Australasian Science: Australia's authority on science since 1938

The Sweet, Simple Things of Life

By Peter Bowditch

From artificial sweeteners to fruit, sugars give wellness warriors a sugar high.

The full text of this article can be purchased from Informit.

When Laura Ingalls Wilder wrote, “It is the sweet, simple things of life which are the real ones after all,” she wasn’t referring to things used to make food taste better, but it is undeniable that humans have a preference for sweetness. There is even some indication that a preference for sweetness is common throughout the animal kingdom.

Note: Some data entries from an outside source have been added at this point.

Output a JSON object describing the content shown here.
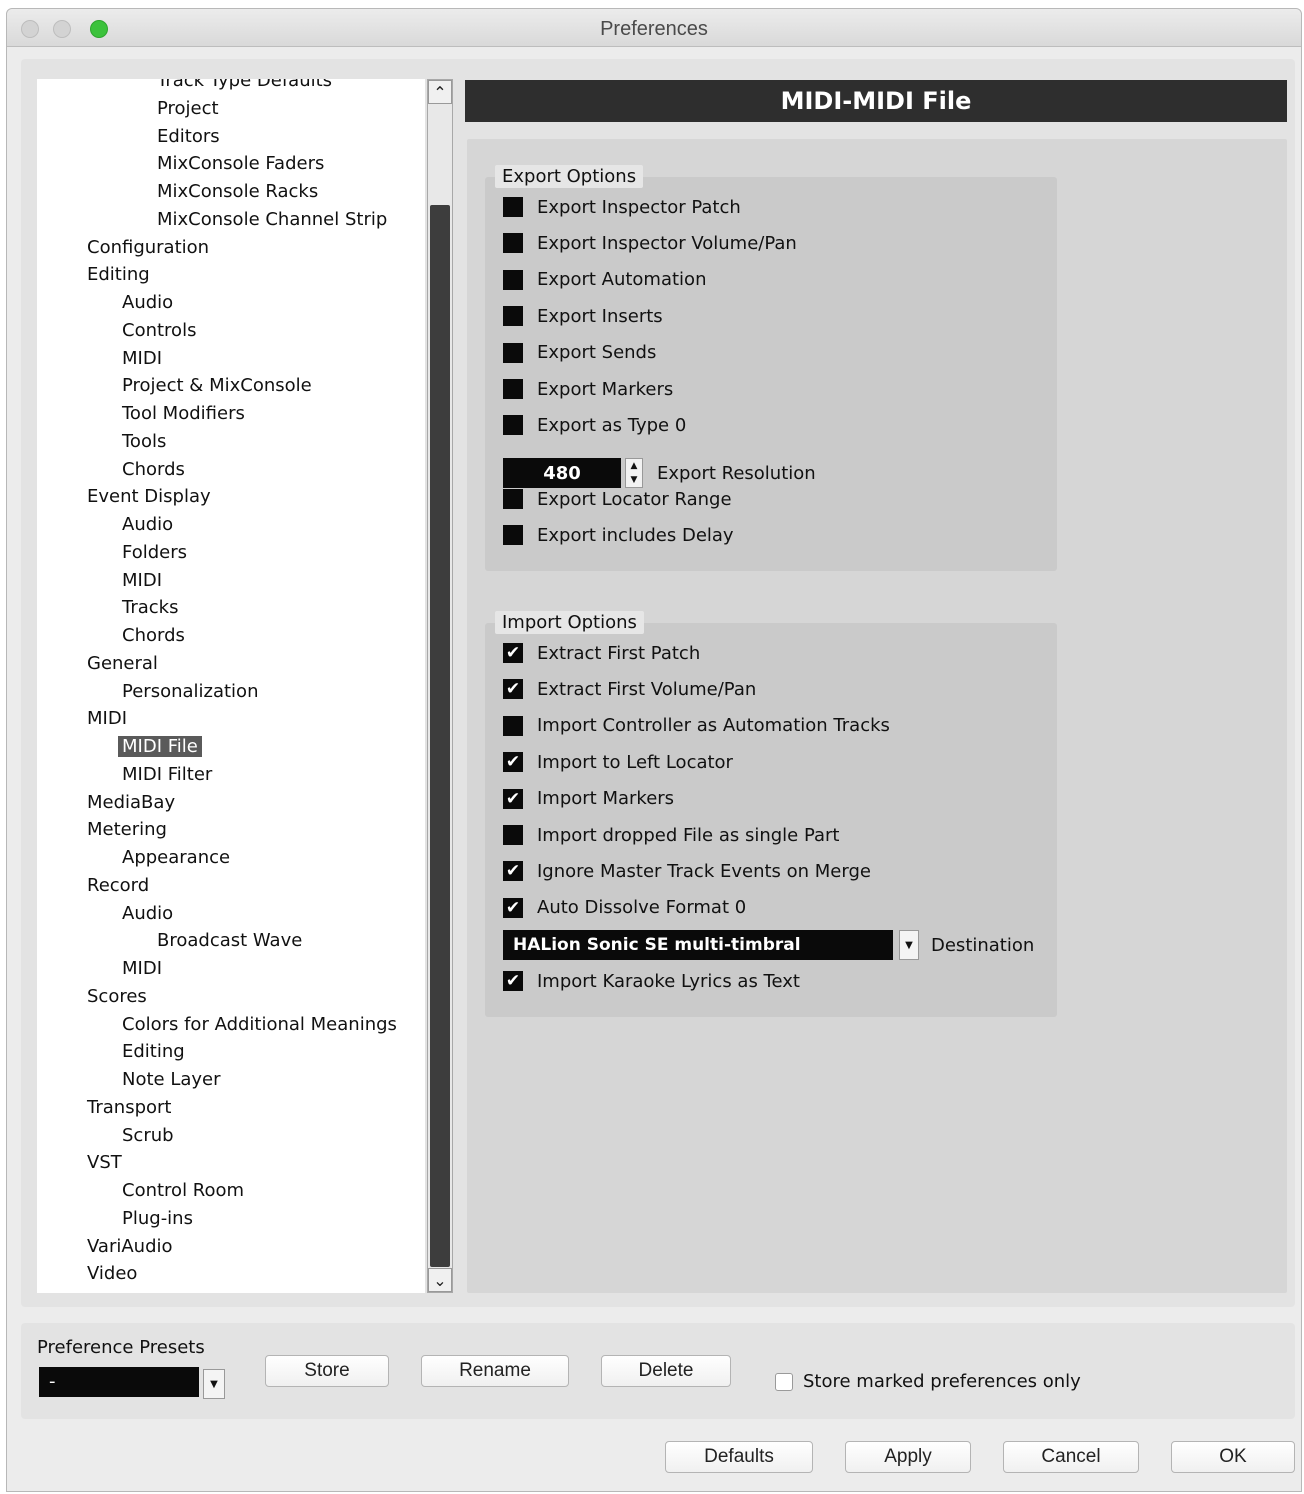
{
  "window": {
    "title": "Preferences"
  },
  "tree": {
    "items": [
      {
        "label": "Track Type Defaults",
        "level": 2
      },
      {
        "label": "Project",
        "level": 2
      },
      {
        "label": "Editors",
        "level": 2
      },
      {
        "label": "MixConsole Faders",
        "level": 2
      },
      {
        "label": "MixConsole Racks",
        "level": 2
      },
      {
        "label": "MixConsole Channel Strip",
        "level": 2
      },
      {
        "label": "Configuration",
        "level": 0
      },
      {
        "label": "Editing",
        "level": 0
      },
      {
        "label": "Audio",
        "level": 1
      },
      {
        "label": "Controls",
        "level": 1
      },
      {
        "label": "MIDI",
        "level": 1
      },
      {
        "label": "Project & MixConsole",
        "level": 1
      },
      {
        "label": "Tool Modifiers",
        "level": 1
      },
      {
        "label": "Tools",
        "level": 1
      },
      {
        "label": "Chords",
        "level": 1
      },
      {
        "label": "Event Display",
        "level": 0
      },
      {
        "label": "Audio",
        "level": 1
      },
      {
        "label": "Folders",
        "level": 1
      },
      {
        "label": "MIDI",
        "level": 1
      },
      {
        "label": "Tracks",
        "level": 1
      },
      {
        "label": "Chords",
        "level": 1
      },
      {
        "label": "General",
        "level": 0
      },
      {
        "label": "Personalization",
        "level": 1
      },
      {
        "label": "MIDI",
        "level": 0
      },
      {
        "label": "MIDI File",
        "level": 1,
        "selected": true
      },
      {
        "label": "MIDI Filter",
        "level": 1
      },
      {
        "label": "MediaBay",
        "level": 0
      },
      {
        "label": "Metering",
        "level": 0
      },
      {
        "label": "Appearance",
        "level": 1
      },
      {
        "label": "Record",
        "level": 0
      },
      {
        "label": "Audio",
        "level": 1
      },
      {
        "label": "Broadcast Wave",
        "level": 2
      },
      {
        "label": "MIDI",
        "level": 1
      },
      {
        "label": "Scores",
        "level": 0
      },
      {
        "label": "Colors for Additional Meanings",
        "level": 1
      },
      {
        "label": "Editing",
        "level": 1
      },
      {
        "label": "Note Layer",
        "level": 1
      },
      {
        "label": "Transport",
        "level": 0
      },
      {
        "label": "Scrub",
        "level": 1
      },
      {
        "label": "VST",
        "level": 0
      },
      {
        "label": "Control Room",
        "level": 1
      },
      {
        "label": "Plug-ins",
        "level": 1
      },
      {
        "label": "VariAudio",
        "level": 0
      },
      {
        "label": "Video",
        "level": 0
      }
    ]
  },
  "page": {
    "header": "MIDI-MIDI File"
  },
  "export_options": {
    "label": "Export Options",
    "options": [
      {
        "label": "Export Inspector Patch",
        "checked": false
      },
      {
        "label": "Export Inspector Volume/Pan",
        "checked": false
      },
      {
        "label": "Export Automation",
        "checked": false
      },
      {
        "label": "Export Inserts",
        "checked": false
      },
      {
        "label": "Export Sends",
        "checked": false
      },
      {
        "label": "Export Markers",
        "checked": false
      },
      {
        "label": "Export as Type 0",
        "checked": false
      }
    ],
    "resolution": {
      "value": "480",
      "label": "Export Resolution"
    },
    "options_after": [
      {
        "label": "Export Locator Range",
        "checked": false
      },
      {
        "label": "Export includes Delay",
        "checked": false
      }
    ]
  },
  "import_options": {
    "label": "Import Options",
    "options": [
      {
        "label": "Extract First Patch",
        "checked": true
      },
      {
        "label": "Extract First Volume/Pan",
        "checked": true
      },
      {
        "label": "Import Controller as Automation Tracks",
        "checked": false
      },
      {
        "label": "Import to Left Locator",
        "checked": true
      },
      {
        "label": "Import Markers",
        "checked": true
      },
      {
        "label": "Import dropped File as single Part",
        "checked": false
      },
      {
        "label": "Ignore Master Track Events on Merge",
        "checked": true
      },
      {
        "label": "Auto Dissolve Format 0",
        "checked": true
      }
    ],
    "destination": {
      "value": "HALion Sonic SE multi-timbral",
      "label": "Destination"
    },
    "options_after": [
      {
        "label": "Import Karaoke Lyrics as Text",
        "checked": true
      }
    ]
  },
  "presets": {
    "label": "Preference Presets",
    "selected": "-",
    "store_label": "Store",
    "rename_label": "Rename",
    "delete_label": "Delete",
    "store_marked_label": "Store marked preferences only"
  },
  "footer": {
    "defaults_label": "Defaults",
    "apply_label": "Apply",
    "cancel_label": "Cancel",
    "ok_label": "OK"
  }
}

In 1998 a book titled Sweet Poison was published. The author, Janet Starr Hull, described herself as a “certified nutritionist” (which is not a dietician, the actual scientific discipline related to diet and food consumption). The book addressed the terrible dangers of aspartame, one of the five most deadly chemicals in the mythology of people who oppose real medicine. (The other four are mercury, Prozac, Ritalin and fluoride.)

The fact that millions of people consumed aspartame on a daily basis without any apparent ill effects was just an inconvenient fact that could be ignored. The hysteria about the chemical is matched by the nonsense we hear whenever a new mobile phone tower is to be erected. As my local council is proposing yet again to fluoridate the water supply, the letters pages in the local paper would be on fire if they weren’t being quenched by mouth foam.

In 2008 another book titled Sweet Poison, written by lawyer David Gillespie, warned us of the terrible dangers of fructose, the carbohydrate that makes...

The full text of this article can be purchased from Informit.